--- Your assignment ---
Please return the records below exactly as they appear, leaving every picture out.

(Component data from apps and pages)
------------------------------------------------

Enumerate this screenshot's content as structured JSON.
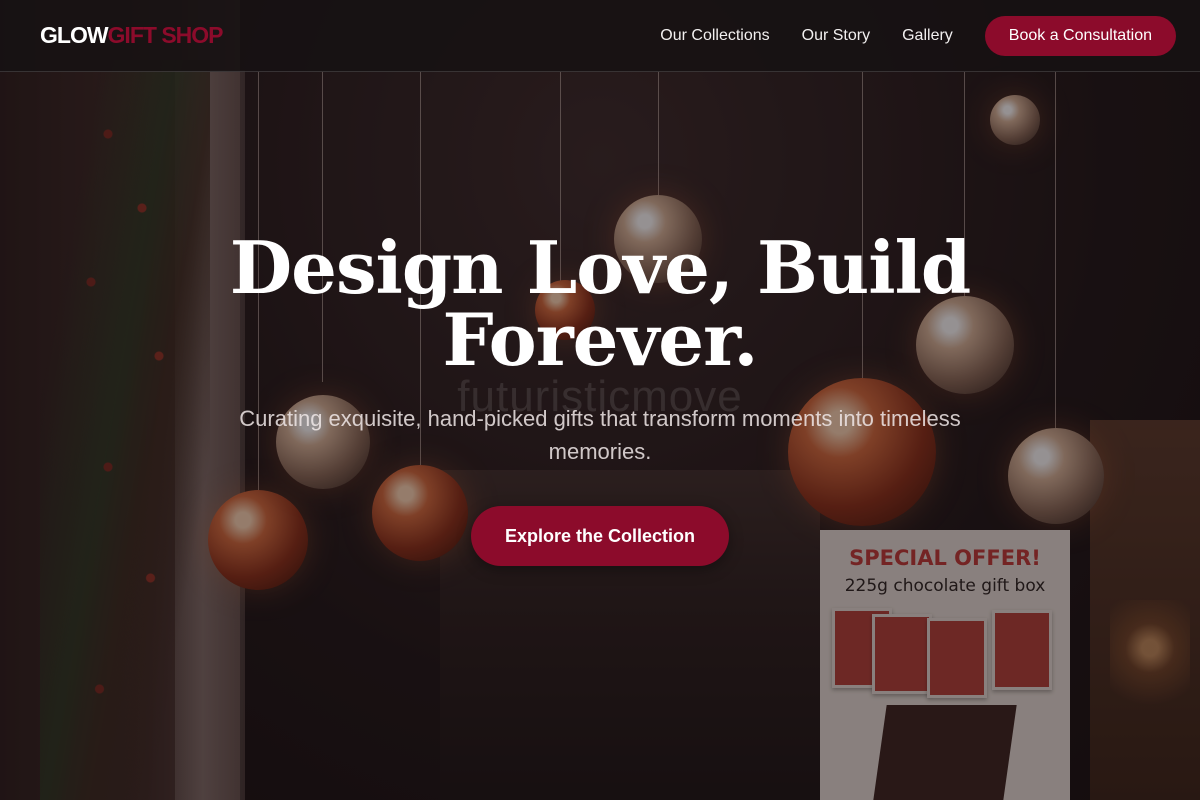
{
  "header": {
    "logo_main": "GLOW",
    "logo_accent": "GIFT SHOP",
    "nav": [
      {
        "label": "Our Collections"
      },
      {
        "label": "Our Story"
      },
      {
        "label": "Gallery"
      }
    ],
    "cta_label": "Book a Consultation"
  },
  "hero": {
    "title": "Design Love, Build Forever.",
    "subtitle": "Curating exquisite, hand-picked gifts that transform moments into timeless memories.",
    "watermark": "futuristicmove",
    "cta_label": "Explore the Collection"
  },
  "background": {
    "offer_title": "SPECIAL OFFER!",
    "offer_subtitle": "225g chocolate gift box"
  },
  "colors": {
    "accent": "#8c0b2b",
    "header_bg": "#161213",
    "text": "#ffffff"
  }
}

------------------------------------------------

--- Task solution ---
Enumerate this screenshot's content as structured JSON.
{
  "header": {
    "logo_main": "GLOW",
    "logo_accent": "GIFT SHOP",
    "nav": [
      {
        "label": "Our Collections"
      },
      {
        "label": "Our Story"
      },
      {
        "label": "Gallery"
      }
    ],
    "cta_label": "Book a Consultation"
  },
  "hero": {
    "title": "Design Love, Build Forever.",
    "subtitle": "Curating exquisite, hand-picked gifts that transform moments into timeless memories.",
    "watermark": "futuristicmove",
    "cta_label": "Explore the Collection"
  },
  "background": {
    "offer_title": "SPECIAL OFFER!",
    "offer_subtitle": "225g chocolate gift box"
  },
  "colors": {
    "accent": "#8c0b2b",
    "header_bg": "#161213",
    "text": "#ffffff"
  }
}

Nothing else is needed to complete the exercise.